Mr. McCain appears ready to battle his former foe, Mr. Obama, but will likely not be looked toward for long. He already has ruled out a repeat run in 2012 and has made clear that he expects other Republicans to step up soon to be standard-bearers for the party.
"After a party suffers an election loss, there is always a leadership vacuum," Mr. Keene said. "While Republicans appreciate Senator McCain's opposing the excesses in the Obama spending package, Republicans are looking for a new generation of leaders and are definitely not looking backward to people like John McCain."
One of the young Republicans the party hopes to turn to for leadership is Louisiana Gov. Bobby Jindal, 37, who gave the GOP's response to Mr. Obama's address to a joint session of Congress on Tuesday night.
But the performance by the son of immigrant parents from India disappointed some Republicans and conservatives for its content and style, said Craig Shirley, another prominent Republican consultant and author of two books on Ronald Reagan.
"Still, he's on the short list of possible GOP leaders, mainly because the list is so short," Mr. Shirley added.

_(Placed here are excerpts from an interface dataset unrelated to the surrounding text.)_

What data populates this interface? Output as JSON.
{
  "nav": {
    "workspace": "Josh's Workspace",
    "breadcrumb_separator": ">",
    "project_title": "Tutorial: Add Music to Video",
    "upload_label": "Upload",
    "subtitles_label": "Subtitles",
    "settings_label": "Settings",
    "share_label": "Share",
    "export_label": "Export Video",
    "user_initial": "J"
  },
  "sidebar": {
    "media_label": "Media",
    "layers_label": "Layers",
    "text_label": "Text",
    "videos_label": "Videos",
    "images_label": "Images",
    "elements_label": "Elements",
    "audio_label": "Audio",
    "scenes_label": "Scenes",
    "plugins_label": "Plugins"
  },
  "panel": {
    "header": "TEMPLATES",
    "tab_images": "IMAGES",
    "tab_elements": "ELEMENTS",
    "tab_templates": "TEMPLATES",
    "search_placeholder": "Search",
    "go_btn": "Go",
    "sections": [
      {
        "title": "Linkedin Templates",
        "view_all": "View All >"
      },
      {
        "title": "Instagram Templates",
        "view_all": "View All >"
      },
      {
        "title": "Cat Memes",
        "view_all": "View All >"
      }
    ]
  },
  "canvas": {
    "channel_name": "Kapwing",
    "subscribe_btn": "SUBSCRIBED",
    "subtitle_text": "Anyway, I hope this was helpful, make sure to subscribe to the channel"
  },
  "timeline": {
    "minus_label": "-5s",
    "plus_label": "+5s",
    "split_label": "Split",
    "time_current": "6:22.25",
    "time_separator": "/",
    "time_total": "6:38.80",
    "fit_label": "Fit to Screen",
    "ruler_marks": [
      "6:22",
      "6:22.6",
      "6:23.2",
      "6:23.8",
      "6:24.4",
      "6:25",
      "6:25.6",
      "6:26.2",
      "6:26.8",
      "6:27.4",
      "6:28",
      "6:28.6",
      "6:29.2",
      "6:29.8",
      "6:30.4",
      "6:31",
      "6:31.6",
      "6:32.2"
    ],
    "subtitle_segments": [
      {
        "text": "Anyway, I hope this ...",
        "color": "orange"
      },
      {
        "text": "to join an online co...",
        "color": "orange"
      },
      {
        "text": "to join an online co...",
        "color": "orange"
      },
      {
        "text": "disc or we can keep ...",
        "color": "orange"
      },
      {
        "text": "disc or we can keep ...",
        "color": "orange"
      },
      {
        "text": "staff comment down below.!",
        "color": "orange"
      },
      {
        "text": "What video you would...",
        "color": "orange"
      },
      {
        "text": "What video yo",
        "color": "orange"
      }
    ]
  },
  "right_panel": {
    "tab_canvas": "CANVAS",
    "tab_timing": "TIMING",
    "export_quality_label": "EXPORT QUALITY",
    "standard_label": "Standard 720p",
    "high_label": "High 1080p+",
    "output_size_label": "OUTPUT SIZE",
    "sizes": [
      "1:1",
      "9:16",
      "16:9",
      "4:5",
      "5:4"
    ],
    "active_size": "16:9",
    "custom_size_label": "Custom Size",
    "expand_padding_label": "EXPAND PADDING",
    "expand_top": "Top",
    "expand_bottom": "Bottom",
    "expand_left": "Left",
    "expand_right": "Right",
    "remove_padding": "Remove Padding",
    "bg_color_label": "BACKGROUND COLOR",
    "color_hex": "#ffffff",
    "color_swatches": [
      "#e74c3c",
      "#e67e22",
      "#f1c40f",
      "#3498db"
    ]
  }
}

Mr. Jindal did not address CPAC this week, nor did most of the GOP governors on that short list - such as Mrs. Palin, Rick Perry of Texas, Haley Barbour of Mississippi and former Florida Gov. Jeb Bush.
Mr. Jindal was nonetheless the subject of assessments by attendees.
"Unfortunately, Governor Jindal showed he is not ready for prime time," longtime conservative activist Richard Viguerie said. "Presently, it is clear that other than some high-profile talk-show hosts, conservatives have no nationally known, articulate leader or spokesman."
"Emerging Republican leaders for 2010 and 2012 have something in common," said GOP campaign strategist Patrick Davis. "They are not from Washington. Look to governors like Jindal, Perry, Barbour, Palin, [Minnesota's Tim] Pawlenty. They are connected to reality and the struggles of ordinary citizens. Washington still doesn't get it."
As for Mr. Jindal's response to Mr. Obama, Mr. Davis said, "It was not Jindal's finest moment. He is smart, and this wasn't the Jindal we know. He looked to be too scripted and almost robotic. He is capable of so much more."
Mr. Gingrich, who Mr. Shirley said is now the de facto leader of the "loyal opposition," predicted shortly after the election that 20 to 30 "significant players" within the Republican Party will emerge as 2012 draws closer.
Mr. Moelle, the recent college graduate, said he saw "a role reversal."
"A few years ago, the Democrats were trying to form their minor leagues, and Obama was their hotshot in the farm system ... the Republican Party has so many hotshots out there - Sarah Palin, Charlie Crist, Bobby Jindal," he said.
• Joseph Curl and Kara Rowland contributed to this report.